How truly wondrous is the condescension of our God, how inexpressible His love! Who has ever done such a thing before? “Who ever heard of such a thing, and who ever saw anything like this?” See, he invites his enemies, exhorts the guilty, and attracts the ungrateful. “Come”, he says “and learn from me. Shoulder my yoke and you will ﬁnd rest for your souls”.
0 sweet and gentle words that bring the life of God, “that cut more ﬁnely than a two‐edged sword” melting us to the core, their overﬂowing sweetness touching the point where soul is divided from spirit!
Awake, then, Christian soul, to the love that is shown in such great kindness, awake to taste its sweetness, to breathe in its perfume. If anyone is insensitive to these things he is ill, he is in exile, he is surely close to death. Be aflame, my soul, I beg you, feast on the sweet mercy and gentleness of your God, on the love of your Spouse, burn with the warmth of your Beloved, feed on his love and relish his sweetness, let no-one prevent you from entering, from holding him and tasting him. What else is there for us to wait for, what more can we desire? In this one thing alone every good thing is ours . But alas for our amazing madness! Our wretched inﬁrmity! Our detestable foolishness! For we are called to rest and we chase after toil, we are offered refreshment yet look for sorrow, we are promised joy and we seek out suffering. What truly miserable inﬁrmity, what most wretched perversity!
In fact it is as if we had become numb and almost worse than idols, for we have eyes that do not see, ears cannot hear, minds that do not reason, and “we substitute bitter for sweet, and sweet for bitter”.
0 God, whence comes the correction for Such great perversity? Whence the satisfaction for so great an offence? Nothing like it, for sure, can be found in us, unless you grant it as a gift.
Indeed, you alone can correct us, you alone can make satisfaction for our sins, you alone know what we are made of, you. our salvation and redemption, and this you do only for those who, seeing how low they are cost down in misery, trust in you alone to raise them.

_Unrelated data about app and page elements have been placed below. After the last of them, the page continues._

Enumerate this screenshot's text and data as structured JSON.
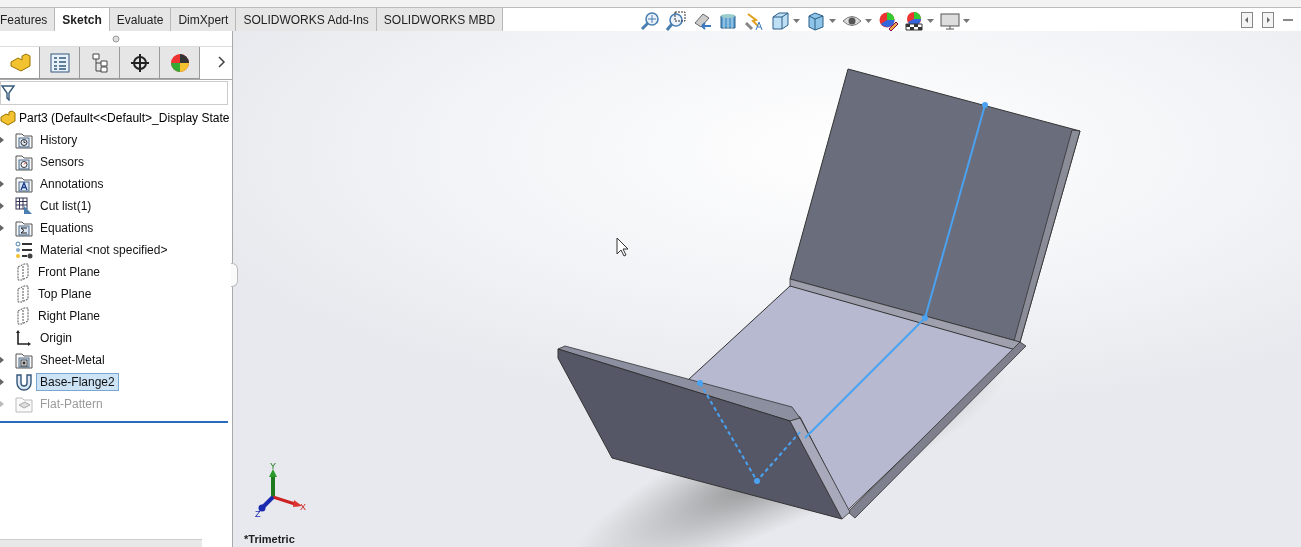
{
  "command_tabs": [
    {
      "label": "Features",
      "selected": false
    },
    {
      "label": "Sketch",
      "selected": true
    },
    {
      "label": "Evaluate",
      "selected": false
    },
    {
      "label": "DimXpert",
      "selected": false
    },
    {
      "label": "SOLIDWORKS Add-Ins",
      "selected": false
    },
    {
      "label": "SOLIDWORKS MBD",
      "selected": false
    }
  ],
  "panel_tabs": [
    {
      "kind": "features",
      "selected": true
    },
    {
      "kind": "properties",
      "selected": false
    },
    {
      "kind": "configurations",
      "selected": false
    },
    {
      "kind": "dimxpert",
      "selected": false
    },
    {
      "kind": "display",
      "selected": false
    }
  ],
  "tree": {
    "label": "Part3  (Default<<Default>_Display State",
    "kind": "part",
    "children": [
      {
        "label": "History",
        "kind": "history",
        "expandable": true,
        "selected": false,
        "disabled": false
      },
      {
        "label": "Sensors",
        "kind": "sensors",
        "expandable": false,
        "selected": false,
        "disabled": false
      },
      {
        "label": "Annotations",
        "kind": "annotations",
        "expandable": true,
        "selected": false,
        "disabled": false
      },
      {
        "label": "Cut list(1)",
        "kind": "cutlist",
        "expandable": true,
        "selected": false,
        "disabled": false
      },
      {
        "label": "Equations",
        "kind": "equations",
        "expandable": true,
        "selected": false,
        "disabled": false
      },
      {
        "label": "Material <not specified>",
        "kind": "material",
        "expandable": false,
        "selected": false,
        "disabled": false
      },
      {
        "label": "Front Plane",
        "kind": "plane",
        "expandable": false,
        "selected": false,
        "disabled": false
      },
      {
        "label": "Top Plane",
        "kind": "plane",
        "expandable": false,
        "selected": false,
        "disabled": false
      },
      {
        "label": "Right Plane",
        "kind": "plane",
        "expandable": false,
        "selected": false,
        "disabled": false
      },
      {
        "label": "Origin",
        "kind": "origin",
        "expandable": false,
        "selected": false,
        "disabled": false
      },
      {
        "label": "Sheet-Metal",
        "kind": "sheetmetal",
        "expandable": true,
        "selected": false,
        "disabled": false
      },
      {
        "label": "Base-Flange2",
        "kind": "flange",
        "expandable": true,
        "selected": true,
        "disabled": false
      },
      {
        "label": "Flat-Pattern",
        "kind": "flatpattern",
        "expandable": true,
        "selected": false,
        "disabled": true
      }
    ]
  },
  "viewport": {
    "view_label": "*Trimetric",
    "triad": {
      "x": "X",
      "y": "Y",
      "z": "Z"
    }
  }
}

Let us then raise the eyes of our mind to God directly and see where we now lie prostrate, because no-one bothers to stand up if he does not even know he has fallen. But we do know, so “let us cry aloud to God from the depths” to stretch out to us the helping hand of his mercy, that hand which “is not too short to save”.
We must not lose our confidence, “since the reward is so great”. “Let us be confident in approaching the throne of grace”, “sure of the end to which our faith looks forward, that is, the salvation of our souls”.
Let us waste no time, for life is calling, salvation is waiting, tribulation spurs us on “to reach that place of rest”, the abode of eternal joy, the home of “great things past all reckoning, marvels beyond all counting”. “Let Jerusalem be in our minds”, let us long for our homeland, let us year for our mother above: “Let us come in the powers of the Lord” and gaze upon our King, who reigns in meekness over her, our hearts melting in his mercies.
you recognise the humility
of your servant Saint Felix of Nicosia
and revealed to him
the mysteries of your Kingdom;
listen to your beloved Son, meek and humble of heart,
that we may be counted among the little ones of the Gospel
and radiate throughout the world
the light of your wisdom.
Through our Lord Jesus Christ, your Son,
who lives and reigns with you,
in the unity of the Holy Spirit,
God, for ever and ever. Amen.